The Federal Reserve worries about deflation, and for years has been trying to get the inflation rate up to 2%. According to the Bureau of Labor Statistics the 2018 inflation rate was only 1.9%, and for 2019 it barely rose to 2%. So if this is the case, how can there be, according to many sources including the Atlantic, a "cost-of-living crisis" because of "ballooning rents, sky-high child care prices, spiraling out-of-pocket health-care fees and heavy educational debt loads." How can there be a "cost of living crisis" when there is no inflation?
And how it is that people are up in arms about global warming, yet Americans are now buying more gas-guzzling SUVs than ever before? For the first time, in 2019, more trucks than cars were sold in America, while electrics and hybrids together make up just 8% of the market. Meanwhile, we plug more computers and more air conditioners into the electric grid, which leads power companies to burn more coal, oil and gas, sending yet more hydrocarbons into the atmosphere.
Then all the experts worry over how the planet is going to accommodate our ballooning population, now at 7.8 billion people and climbing to 10 billion in the next 30 years. I recently read The Sixth Extinction by Elizabeth Kolbert which suggests that global warming is the least of our problems. We will starve to death or catch a fatal communicable disease even before we drown in the rising waters.
Yet at the same time experts wring their hands over our low birthrate. The United States is not producing enough children even to replace our population. Neither are Europe, China or Japan. So our economy won't grow. Our standard of living will decline. And there will be nobody to support us in our old age.

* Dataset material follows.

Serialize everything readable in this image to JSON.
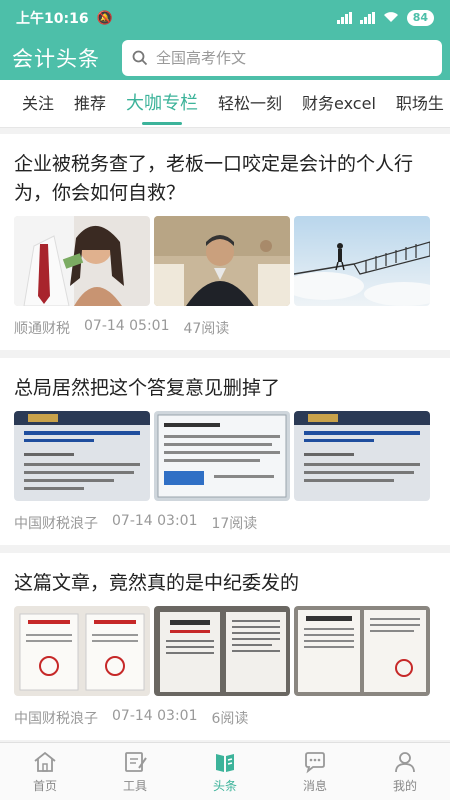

I read a piece from NPR the other day. Here we are in the age of instant communication, with phones and texting and Facebook, Instagram, Twitter and a myriad of ways to connect with other people. And yet, according to NPR, we as Americans suffer a loneliness crisis. Older adults are especially vulnerable since many live in isolation at the very same time they are dealing with the loss of a spouse or close friend or relative. Loneliness, in turn, has led to higher suicide rates, especially among the elderly, and mostly especially among elderly men.

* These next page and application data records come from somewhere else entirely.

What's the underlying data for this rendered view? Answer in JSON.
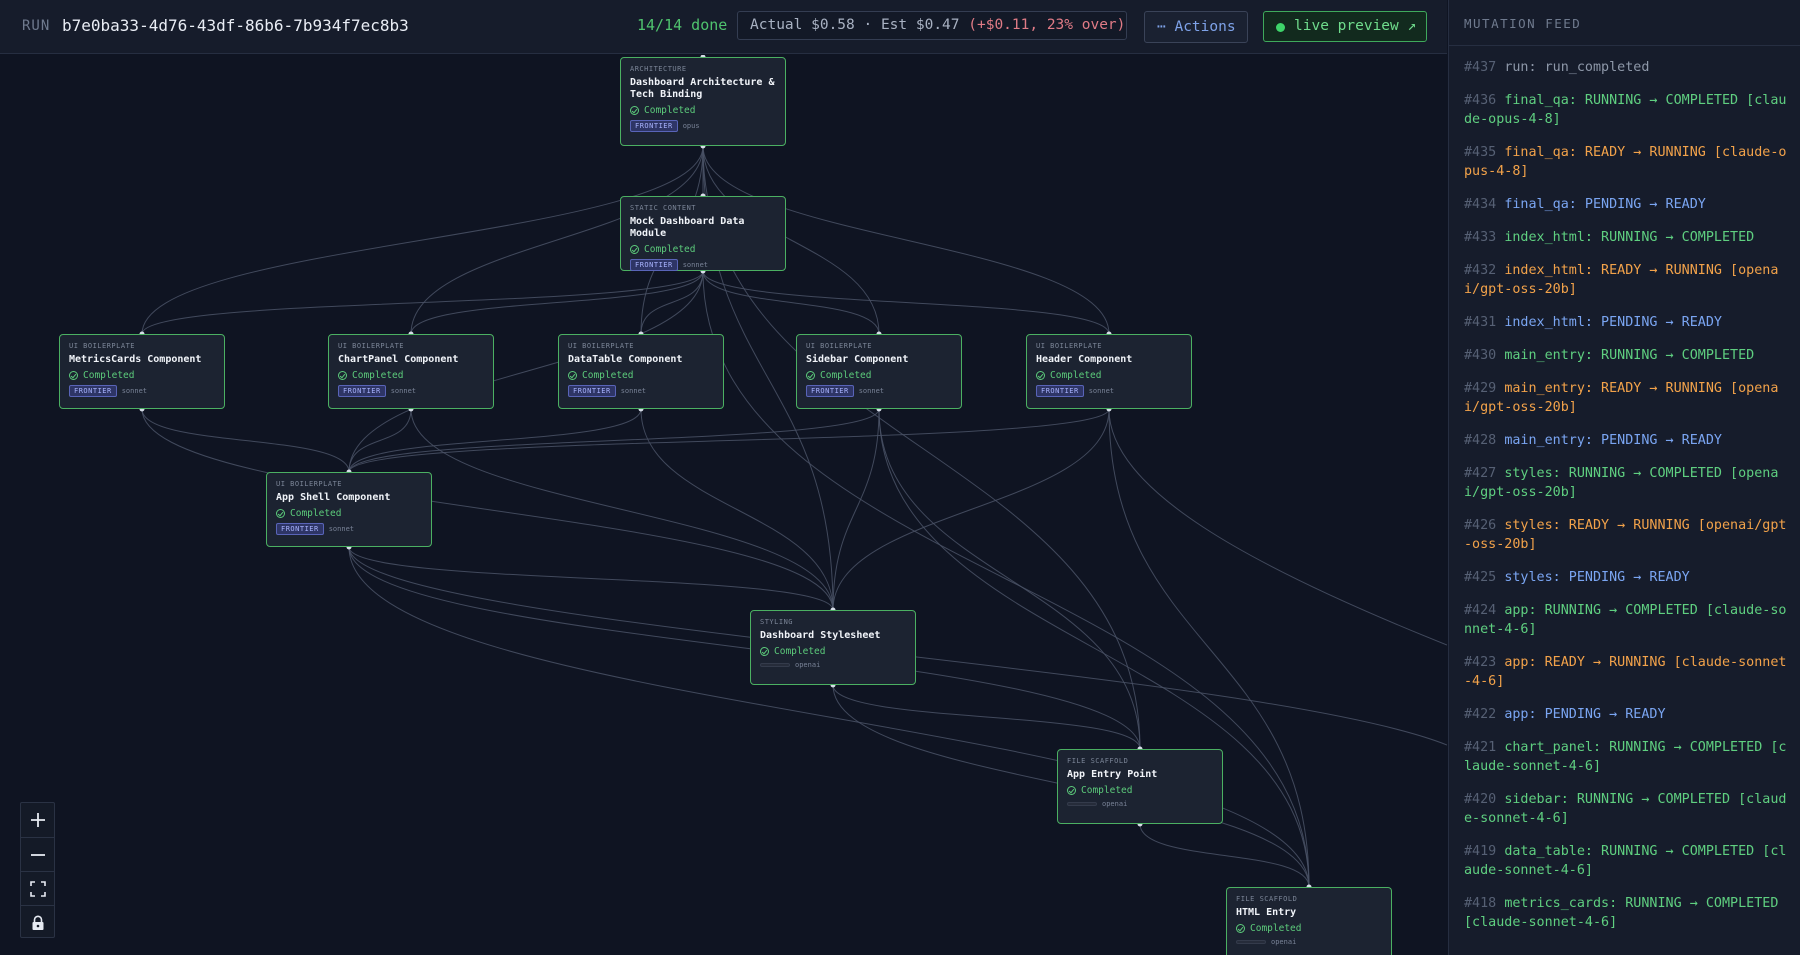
{
  "header": {
    "run_label": "RUN",
    "run_id": "b7e0ba33-4d76-43df-86b6-7b934f7ec8b3",
    "progress": "14/14 done",
    "cost_base": "Actual $0.58 · Est $0.47",
    "cost_over": "(+$0.11, 23% over)",
    "actions_label": "⋯ Actions",
    "live_preview_label": "live preview ↗"
  },
  "nodes": [
    {
      "id": "architecture",
      "category": "ARCHITECTURE",
      "title": "Dashboard Architecture & Tech Binding",
      "status": "Completed",
      "tier": "FRONTIER",
      "model": "opus"
    },
    {
      "id": "mock_data",
      "category": "STATIC CONTENT",
      "title": "Mock Dashboard Data Module",
      "status": "Completed",
      "tier": "FRONTIER",
      "model": "sonnet"
    },
    {
      "id": "metrics_cards",
      "category": "UI BOILERPLATE",
      "title": "MetricsCards Component",
      "status": "Completed",
      "tier": "FRONTIER",
      "model": "sonnet"
    },
    {
      "id": "chart_panel",
      "category": "UI BOILERPLATE",
      "title": "ChartPanel Component",
      "status": "Completed",
      "tier": "FRONTIER",
      "model": "sonnet"
    },
    {
      "id": "data_table",
      "category": "UI BOILERPLATE",
      "title": "DataTable Component",
      "status": "Completed",
      "tier": "FRONTIER",
      "model": "sonnet"
    },
    {
      "id": "sidebar",
      "category": "UI BOILERPLATE",
      "title": "Sidebar Component",
      "status": "Completed",
      "tier": "FRONTIER",
      "model": "sonnet"
    },
    {
      "id": "header",
      "category": "UI BOILERPLATE",
      "title": "Header Component",
      "status": "Completed",
      "tier": "FRONTIER",
      "model": "sonnet"
    },
    {
      "id": "app_shell",
      "category": "UI BOILERPLATE",
      "title": "App Shell Component",
      "status": "Completed",
      "tier": "FRONTIER",
      "model": "sonnet"
    },
    {
      "id": "styles",
      "category": "STYLING",
      "title": "Dashboard Stylesheet",
      "status": "Completed",
      "tier": "",
      "model": "openai"
    },
    {
      "id": "main_entry",
      "category": "FILE SCAFFOLD",
      "title": "App Entry Point",
      "status": "Completed",
      "tier": "",
      "model": "openai"
    },
    {
      "id": "index_html",
      "category": "FILE SCAFFOLD",
      "title": "HTML Entry",
      "status": "Completed",
      "tier": "",
      "model": "openai"
    }
  ],
  "feed": {
    "title": "MUTATION FEED",
    "items": [
      {
        "num": "#437",
        "text": "run: run_completed",
        "color": "gray"
      },
      {
        "num": "#436",
        "text": "final_qa: RUNNING → COMPLETED [claude-opus-4-8]",
        "color": "green"
      },
      {
        "num": "#435",
        "text": "final_qa: READY → RUNNING [claude-opus-4-8]",
        "color": "orange"
      },
      {
        "num": "#434",
        "text": "final_qa: PENDING → READY",
        "color": "blue"
      },
      {
        "num": "#433",
        "text": "index_html: RUNNING → COMPLETED",
        "color": "green"
      },
      {
        "num": "#432",
        "text": "index_html: READY → RUNNING [openai/gpt-oss-20b]",
        "color": "orange"
      },
      {
        "num": "#431",
        "text": "index_html: PENDING → READY",
        "color": "blue"
      },
      {
        "num": "#430",
        "text": "main_entry: RUNNING → COMPLETED",
        "color": "green"
      },
      {
        "num": "#429",
        "text": "main_entry: READY → RUNNING [openai/gpt-oss-20b]",
        "color": "orange"
      },
      {
        "num": "#428",
        "text": "main_entry: PENDING → READY",
        "color": "blue"
      },
      {
        "num": "#427",
        "text": "styles: RUNNING → COMPLETED [openai/gpt-oss-20b]",
        "color": "green"
      },
      {
        "num": "#426",
        "text": "styles: READY → RUNNING [openai/gpt-oss-20b]",
        "color": "orange"
      },
      {
        "num": "#425",
        "text": "styles: PENDING → READY",
        "color": "blue"
      },
      {
        "num": "#424",
        "text": "app: RUNNING → COMPLETED [claude-sonnet-4-6]",
        "color": "green"
      },
      {
        "num": "#423",
        "text": "app: READY → RUNNING [claude-sonnet-4-6]",
        "color": "orange"
      },
      {
        "num": "#422",
        "text": "app: PENDING → READY",
        "color": "blue"
      },
      {
        "num": "#421",
        "text": "chart_panel: RUNNING → COMPLETED [claude-sonnet-4-6]",
        "color": "green"
      },
      {
        "num": "#420",
        "text": "sidebar: RUNNING → COMPLETED [claude-sonnet-4-6]",
        "color": "green"
      },
      {
        "num": "#419",
        "text": "data_table: RUNNING → COMPLETED [claude-sonnet-4-6]",
        "color": "green"
      },
      {
        "num": "#418",
        "text": "metrics_cards: RUNNING → COMPLETED [claude-sonnet-4-6]",
        "color": "green"
      }
    ]
  },
  "colors": {
    "accent_green": "#4bb062",
    "accent_blue": "#7aa5f2",
    "accent_orange": "#f2a24a",
    "over_red": "#e07b86"
  },
  "icons": {
    "zoom_in": "plus-icon",
    "zoom_out": "minus-icon",
    "fit": "fit-view-icon",
    "lock": "lock-icon"
  }
}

But loneliness is not restricted to the elderly. One study by the insurance company Cigna found that about half of Americans view themselves as lonely. And somewhere between 20% and 40% are beyond lonely, classified as "socially isolated."
Another report from San Diego State University said that increased use of social media is actually correlated with increased feelings of loneliness. Is it possible that sometimes the answers to our problems are actually causing the problems?
Maybe it's time to get back to some basics. Maybe we don't need a big, hulking SUV just to get around town. Maybe we can put the credit card away for a while -- both personally and nationally -- and realize what our parents told us, that money doesn't grow on trees. Maybe we should unplug our computers, at least for a while, and go for a walk with some friends, read a book, and be polite during conversations with our neighbors and fellow countrymen.